I told the whole story in the video above, but I’ll have to say, it’s been a long time since I was that angry. After a long, hot day and a constant stream of Covid related excuses in service, a car full of kids who refused to eat anything but chicken nuggets and waiting in line for 45 minutes to get them from a Wendy’s in Kings Mills, Ohio, I was about to lose control and go on a rampage. Both Wendy’s and McDonald’s had their dining rooms closed due to what they were saying was Covid concerns, but I knew better. It was apparent when we finally made it to the drive-thru window to find two lone workers busting their butts on a Saturday night dinner rush from Kings Island doing their best to fulfill all the orders coming in much faster than they could deal with them. What made it worse for me was that I knew exactly how those kids felt. Many years ago, when I was an up-and-comer, I worked at that Wendy’s, only it used to be across the highway. This new one was recently built to deal with the large amount of traffic that came from being so close to one of the largest amusement parks in the United States. Back then, I was known as one of the fastest grill people in all of Cincinnati. Those were the words of Wendy’s management, not from me. I frequently ran both meat grills, the dining room, and the drive-through, all by myself. I also ran the fry station and handled all the chicken, and I never got burnt. Working fast food was one of my many second jobs as I raised my kids, and to make it even more compelling, my wife and I didn’t have a second car. We couldn’t afford one, so I rode a bicycle 12 miles one way every day in addition to my primary job at Cincinnati Milacron, which was just down the hill near South Lebanon. I’ve been in situations like that many times, and I know what good is supposed to look like.

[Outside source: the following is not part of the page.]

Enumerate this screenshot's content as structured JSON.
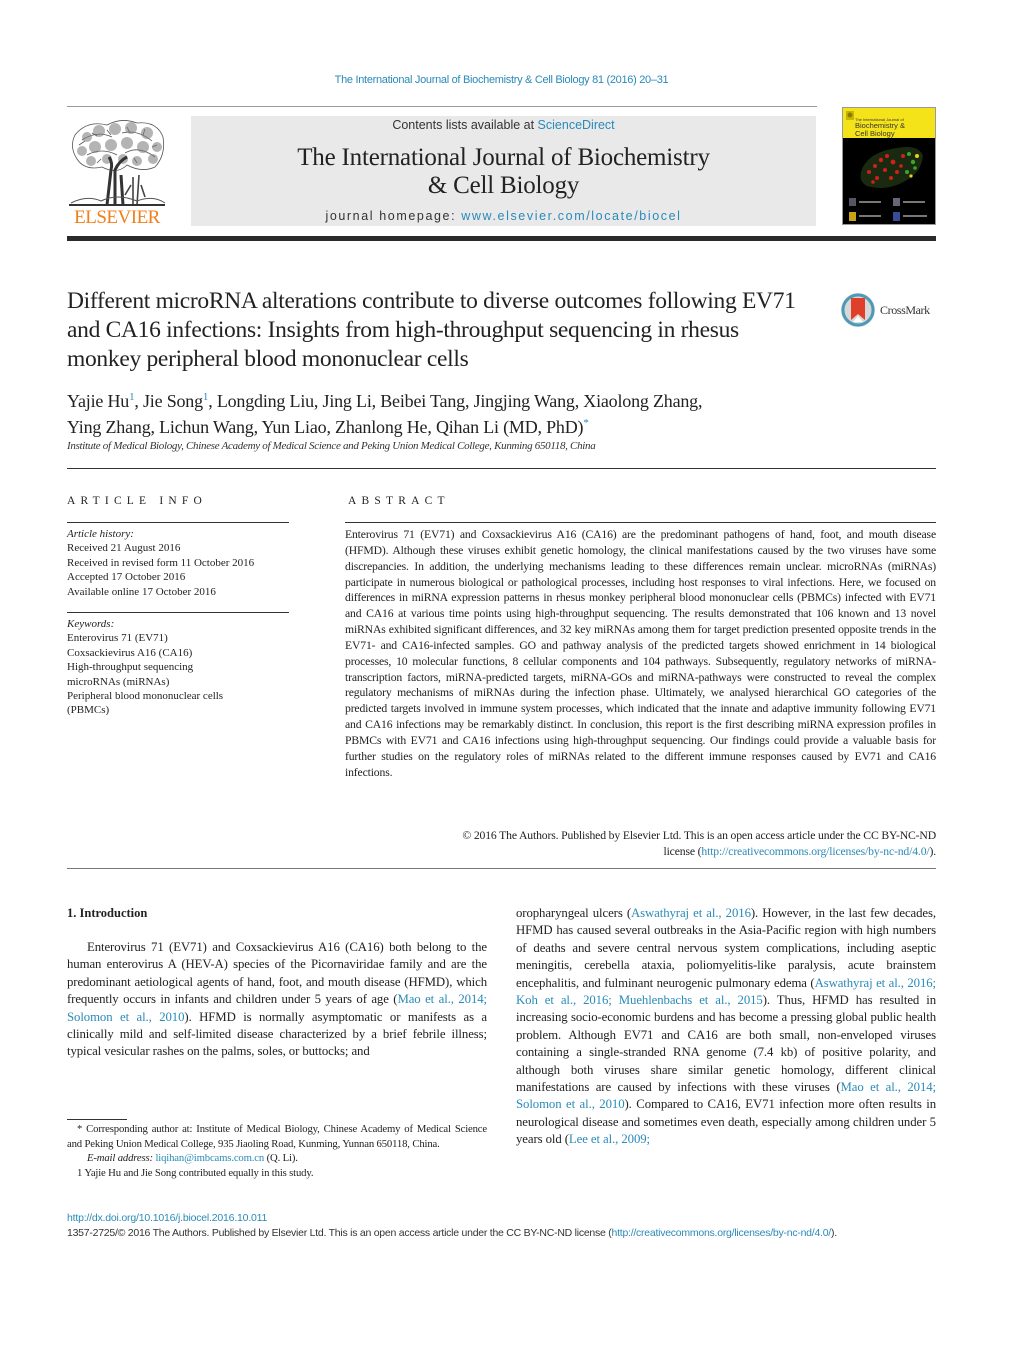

Only back then, there was no Covid. People got colds, and they came to work anyway, and nobody ever died. If they did, we never heard about it. I never called off work for anything. If I had a broken arm, a broken leg, and open lacerations, I’d come to work anyway. If the pain was too great, I’d take a few aspirins and plug through the night. I never killed anybody with my work ethic or viral loads. The world was much better off when people behaved that way than it was now, that was for sure. And here I was at a fast-food restaurant that I had worked at before, watching a new generation of kids struggling to do a quarter of what I used to do all the time. I worked for McDonald’s too one hard summer where the world was crashing down around me in every way you could imagine. The pressure was so great that it would have killed a lot of people. But I came to work every day without a car and worked my ass off, literally. So, when I see both restaurants with drive-thru lines wrapped around their buildings with 45 minutes to one hour wait times, I was more than a little furious to be stuck in that situation. I would only do it for my grandchildren; let me say that.

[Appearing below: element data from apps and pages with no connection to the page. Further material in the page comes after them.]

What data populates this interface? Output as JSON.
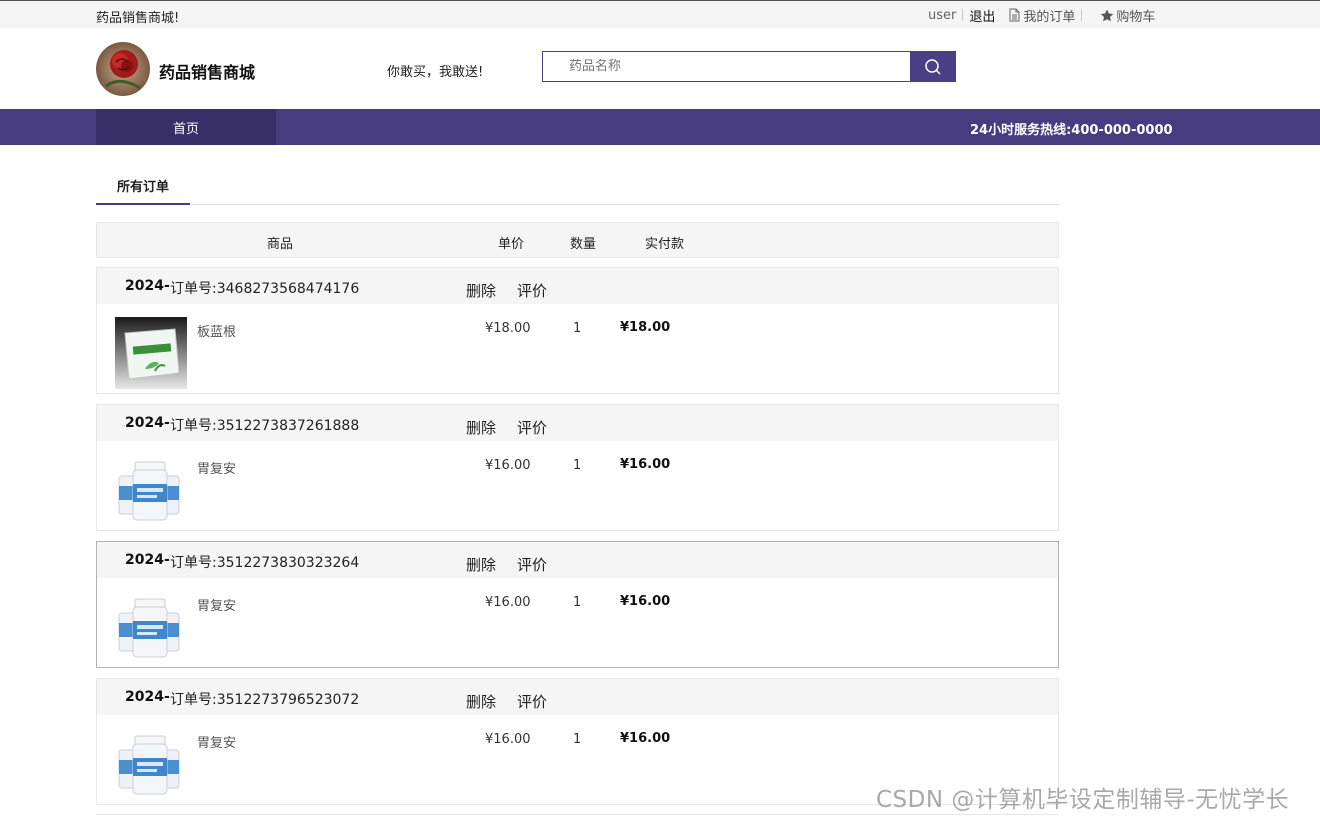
{
  "topbar": {
    "welcome": "药品销售商城!",
    "user": "user",
    "logout": "退出",
    "my_orders": "我的订单",
    "cart": "购物车"
  },
  "header": {
    "site_name": "药品销售商城",
    "slogan": "你敢买，我敢送!",
    "search_placeholder": "药品名称"
  },
  "nav": {
    "home": "首页",
    "hotline": "24小时服务热线:400-000-0000"
  },
  "tabs": {
    "all_orders": "所有订单"
  },
  "table_header": {
    "product": "商品",
    "unit_price": "单价",
    "quantity": "数量",
    "paid": "实付款"
  },
  "actions": {
    "delete": "删除",
    "review": "评价"
  },
  "orders": [
    {
      "year": "2024-",
      "order_no": "订单号:3468273568474176",
      "product": "板蓝根",
      "price": "¥18.00",
      "qty": "1",
      "paid": "¥18.00",
      "image": "granule-sachet"
    },
    {
      "year": "2024-",
      "order_no": "订单号:3512273837261888",
      "product": "胃复安",
      "price": "¥16.00",
      "qty": "1",
      "paid": "¥16.00",
      "image": "pill-bottles"
    },
    {
      "year": "2024-",
      "order_no": "订单号:3512273830323264",
      "product": "胃复安",
      "price": "¥16.00",
      "qty": "1",
      "paid": "¥16.00",
      "image": "pill-bottles"
    },
    {
      "year": "2024-",
      "order_no": "订单号:3512273796523072",
      "product": "胃复安",
      "price": "¥16.00",
      "qty": "1",
      "paid": "¥16.00",
      "image": "pill-bottles"
    }
  ],
  "watermark": "CSDN @计算机毕设定制辅导-无忧学长",
  "colors": {
    "brand": "#473c80",
    "brand_dark": "#382f69"
  }
}
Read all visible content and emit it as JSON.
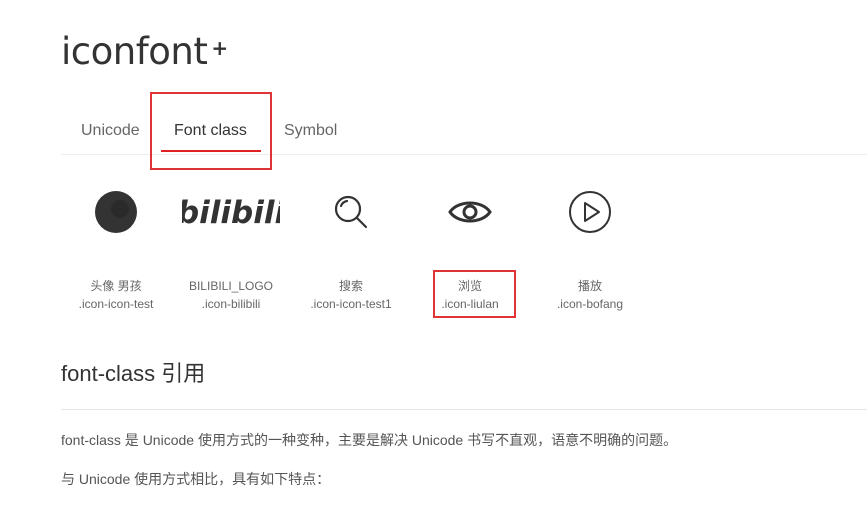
{
  "logo": {
    "text": "iconfont",
    "plus": "+"
  },
  "tabs": [
    {
      "label": "Unicode",
      "active": false
    },
    {
      "label": "Font class",
      "active": true
    },
    {
      "label": "Symbol",
      "active": false
    }
  ],
  "icons": [
    {
      "name": "头像 男孩",
      "class": ".icon-icon-test",
      "icon": "avatar-boy-icon"
    },
    {
      "name": "BILIBILI_LOGO",
      "class": ".icon-bilibili",
      "icon": "bilibili-logo-icon",
      "logo_text": "bilibili"
    },
    {
      "name": "搜索",
      "class": ".icon-icon-test1",
      "icon": "search-icon"
    },
    {
      "name": "浏览",
      "class": ".icon-liulan",
      "icon": "eye-icon"
    },
    {
      "name": "播放",
      "class": ".icon-bofang",
      "icon": "play-icon"
    }
  ],
  "section": {
    "title": "font-class 引用",
    "paragraphs": [
      "font-class 是 Unicode 使用方式的一种变种，主要是解决 Unicode 书写不直观，语意不明确的问题。",
      "与 Unicode 使用方式相比，具有如下特点："
    ]
  },
  "colors": {
    "accent": "#e02020",
    "highlight_box": "#e03434",
    "text": "#333333",
    "muted": "#666666"
  }
}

Even today, and I can’t officially tell anybody to do this due to all the socialist rules and regulations of the government class, I often repaired my own serious injuries, including a time where my knucklebone came right through the skin. I wrapped it up and finished my shift. Then went home and fixed it up. Still, if I get a severe cut or those around me who think the way I do, we superglue the wound and get back to work. In cases where 8 or 9 stitches would be needed, I have frequently just pulled out a tube of superglue and glued the skin back together, only losing about 15 minutes of work. These days, such an idea is not even conceivable to anybody. Everything is a lost-time incident. Everything! But what made this particular night bad was that both McDonald’s and Wendy’s had closed their dining rooms and expected to blame it on Covid regulations. The expectation by management was that Mike DeWine would go on lockdown mode again, so without a fight of any kind, management wanted to show health officials that they were going to be proactive and get in front of the protocols. But, as I also said in the video above, I knew Mike DeWine wasn’t going to dare do anything about Covid. He had already used his political points last year, and he came up a loser. He couldn’t afford to fall for the Covid crap again. And if I knew that, why didn’t the executives at Wendy’s and McDonald’s? Well, of course, the answer is a dumb and disappointing one. Do you know what it is?

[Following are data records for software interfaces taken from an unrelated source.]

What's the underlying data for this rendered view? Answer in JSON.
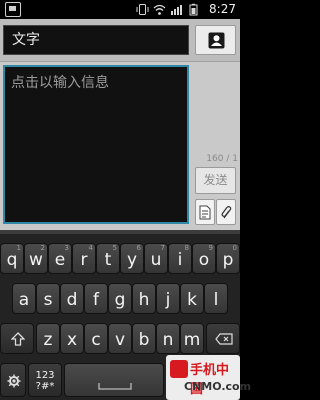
{
  "status_bar": {
    "time": "8:27",
    "icons": [
      "sim-icon",
      "vibrate-icon",
      "wifi-icon",
      "signal-icon",
      "battery-icon"
    ]
  },
  "compose": {
    "recipient_value": "文字",
    "message_placeholder": "点击以输入信息",
    "char_counter": "160 / 1",
    "send_label": "发送",
    "buttons": [
      "contact-icon",
      "template-icon",
      "attach-icon"
    ]
  },
  "keyboard": {
    "row1": [
      {
        "label": "q",
        "hint": "1"
      },
      {
        "label": "w",
        "hint": "2"
      },
      {
        "label": "e",
        "hint": "3"
      },
      {
        "label": "r",
        "hint": "4"
      },
      {
        "label": "t",
        "hint": "5"
      },
      {
        "label": "y",
        "hint": "6"
      },
      {
        "label": "u",
        "hint": "7"
      },
      {
        "label": "i",
        "hint": "8"
      },
      {
        "label": "o",
        "hint": "9"
      },
      {
        "label": "p",
        "hint": "0"
      }
    ],
    "row2": [
      "a",
      "s",
      "d",
      "f",
      "g",
      "h",
      "j",
      "k",
      "l"
    ],
    "row3": [
      "z",
      "x",
      "c",
      "v",
      "b",
      "n",
      "m"
    ],
    "symbols_label": "123\n?#*",
    "settings_icon": "gear-icon",
    "shift_icon": "shift-icon",
    "delete_icon": "backspace-icon",
    "space_icon": "space-icon"
  },
  "watermark": {
    "brand_cn": "手机中国",
    "brand_en": "CNMO.com"
  }
}
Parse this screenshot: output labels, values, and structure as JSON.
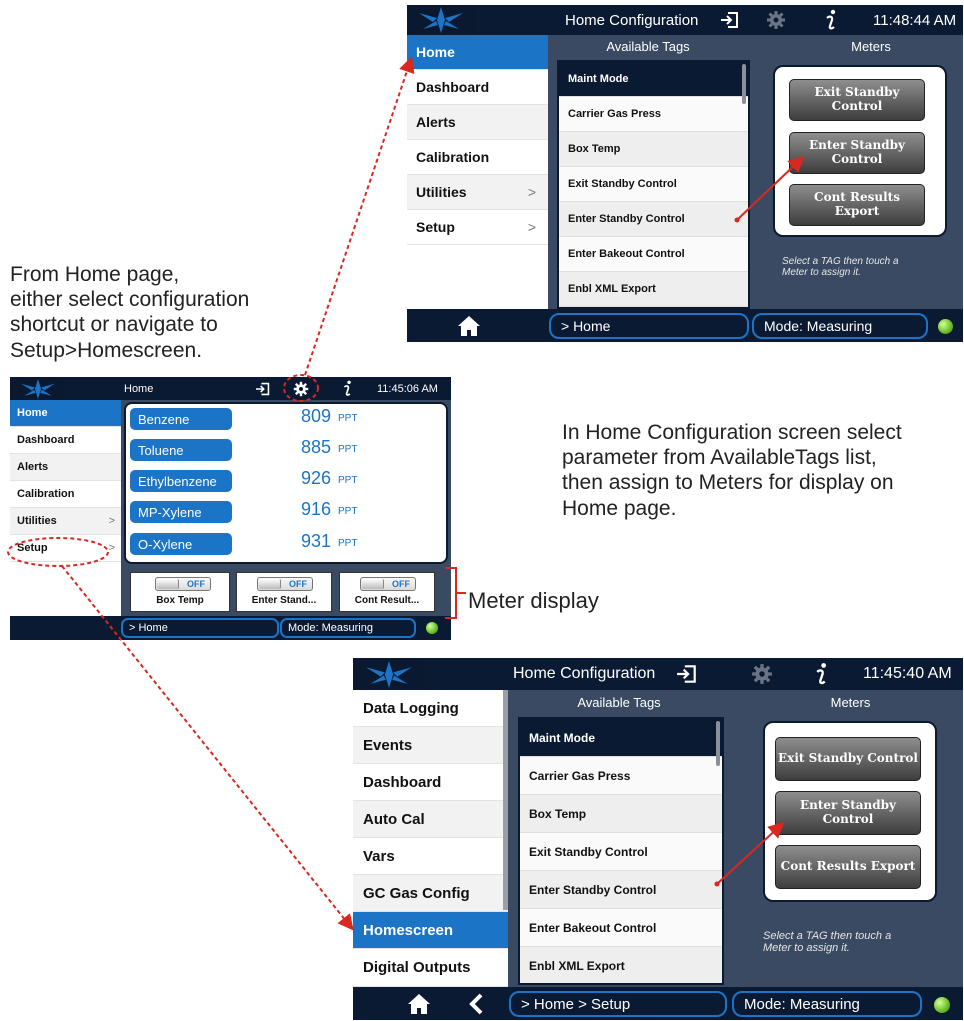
{
  "annotations": {
    "left_note": [
      "From Home page,",
      "either select configuration",
      "shortcut or navigate to",
      "Setup>Homescreen."
    ],
    "right_note": [
      "In Home Configuration screen select",
      "parameter from AvailableTags list,",
      "then assign to Meters for display on",
      "Home page."
    ],
    "meter_display_label": "Meter display"
  },
  "screen_top": {
    "title": "Home Configuration",
    "time": "11:48:44 AM",
    "sidebar": [
      {
        "label": "Home",
        "chevron": ""
      },
      {
        "label": "Dashboard",
        "chevron": ""
      },
      {
        "label": "Alerts",
        "chevron": ""
      },
      {
        "label": "Calibration",
        "chevron": ""
      },
      {
        "label": "Utilities",
        "chevron": ">"
      },
      {
        "label": "Setup",
        "chevron": ">"
      }
    ],
    "available_tags_header": "Available Tags",
    "meters_header": "Meters",
    "tags": [
      "Maint Mode",
      "Carrier Gas Press",
      "Box Temp",
      "Exit Standby Control",
      "Enter Standby Control",
      "Enter Bakeout Control",
      "Enbl XML Export"
    ],
    "meters": [
      "Exit Standby Control",
      "Enter Standby\nControl",
      "Cont Results Export"
    ],
    "hint": "Select a TAG then touch a\nMeter to assign it.",
    "breadcrumb": "> Home",
    "mode": "Mode: Measuring"
  },
  "screen_home": {
    "title": "Home",
    "time": "11:45:06 AM",
    "sidebar": [
      {
        "label": "Home",
        "chevron": ""
      },
      {
        "label": "Dashboard",
        "chevron": ""
      },
      {
        "label": "Alerts",
        "chevron": ""
      },
      {
        "label": "Calibration",
        "chevron": ""
      },
      {
        "label": "Utilities",
        "chevron": ">"
      },
      {
        "label": "Setup",
        "chevron": ">"
      }
    ],
    "parameters": [
      {
        "name": "Benzene",
        "value": "809",
        "unit": "PPT"
      },
      {
        "name": "Toluene",
        "value": "885",
        "unit": "PPT"
      },
      {
        "name": "Ethylbenzene",
        "value": "926",
        "unit": "PPT"
      },
      {
        "name": "MP-Xylene",
        "value": "916",
        "unit": "PPT"
      },
      {
        "name": "O-Xylene",
        "value": "931",
        "unit": "PPT"
      }
    ],
    "meters": [
      {
        "toggle": "OFF",
        "label": "Box Temp"
      },
      {
        "toggle": "OFF",
        "label": "Enter Stand..."
      },
      {
        "toggle": "OFF",
        "label": "Cont Result..."
      }
    ],
    "breadcrumb": "> Home",
    "mode": "Mode: Measuring"
  },
  "screen_bottom": {
    "title": "Home Configuration",
    "time": "11:45:40 AM",
    "sidebar": [
      {
        "label": "Data Logging",
        "chevron": ""
      },
      {
        "label": "Events",
        "chevron": ""
      },
      {
        "label": "Dashboard",
        "chevron": ""
      },
      {
        "label": "Auto Cal",
        "chevron": ""
      },
      {
        "label": "Vars",
        "chevron": ""
      },
      {
        "label": "GC Gas Config",
        "chevron": ""
      },
      {
        "label": "Homescreen",
        "chevron": ""
      },
      {
        "label": "Digital Outputs",
        "chevron": ""
      }
    ],
    "available_tags_header": "Available Tags",
    "meters_header": "Meters",
    "tags": [
      "Maint Mode",
      "Carrier Gas Press",
      "Box Temp",
      "Exit Standby Control",
      "Enter Standby Control",
      "Enter Bakeout Control",
      "Enbl XML Export"
    ],
    "meters": [
      "Exit Standby Control",
      "Enter Standby\nControl",
      "Cont Results Export"
    ],
    "hint": "Select a TAG then touch a\nMeter to assign it.",
    "breadcrumb": "> Home > Setup",
    "mode": "Mode: Measuring"
  },
  "colors": {
    "accent_blue": "#1c74c6",
    "navy": "#0b1a33",
    "arrow_red": "#d9281f",
    "status_green": "#6ec32a"
  },
  "icons": [
    "logo-icon",
    "exit-icon",
    "gear-icon",
    "info-icon",
    "home-icon",
    "back-icon",
    "status-led-icon"
  ]
}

Most of what made that particular Saturday miserable, even at Kings Island itself, was staff shortages. The government now empowered companies with lousy management to blame their terrible recruiting methods and high turnover on Covid instead of their internal problems. Covid had given everyone these days a free doctor’s excuse to get out of work, sit home on their lazy butts, and cry every time it rained outside. And that was the real problem. It had nothing to do with Covid being an actual danger. It was all about the government sticking its inefficient nose into the lives of businesses and ruining initiative and gumption, further eroding the work ethic of an already soft generation. Granted, the stories I told about my own experiences were extreme even back then, but they are unfathomable now. Nobody does those kinds of things because our work ethic has been virtually destroyed by a heavy government culture that has tampered too much with human initiative. And that is why I was furious getting those chicken nuggets at Wendy’s on a hot Saturday night in Kings Mills. Even as I was about to blow my stack on the employees, I could only see in their eyes as they handed me the kid’s meals, defeated faces who were about to throw in the towel. There were no managers there that night that we could see. Nobody was being called in to help. There was no pressure from corporate to get their act straight and to do better. You know why, because now everyone could blame Covid for their problems. The government had given the lazy a new excuse that gave them a free pass, Covid. Anytime something wrong happened, everybody had to say “Covid,” and everyone was supposed to understand. Expectations were supposed to be tossed away, and we were all supposed to expect much less from our consumer experience.
Well, let me say this, I worked way too hard in my life to arrive at a point in time where I will ever accept the kind of lackluster effort I see these days. And Covid will never be an excuse. The government screwed up by injecting itself into our health and wellness for all kinds of duplicitous reasons. But if I can’t get my grandkids their chicken nuggets in a fast and productive way, then it’s war!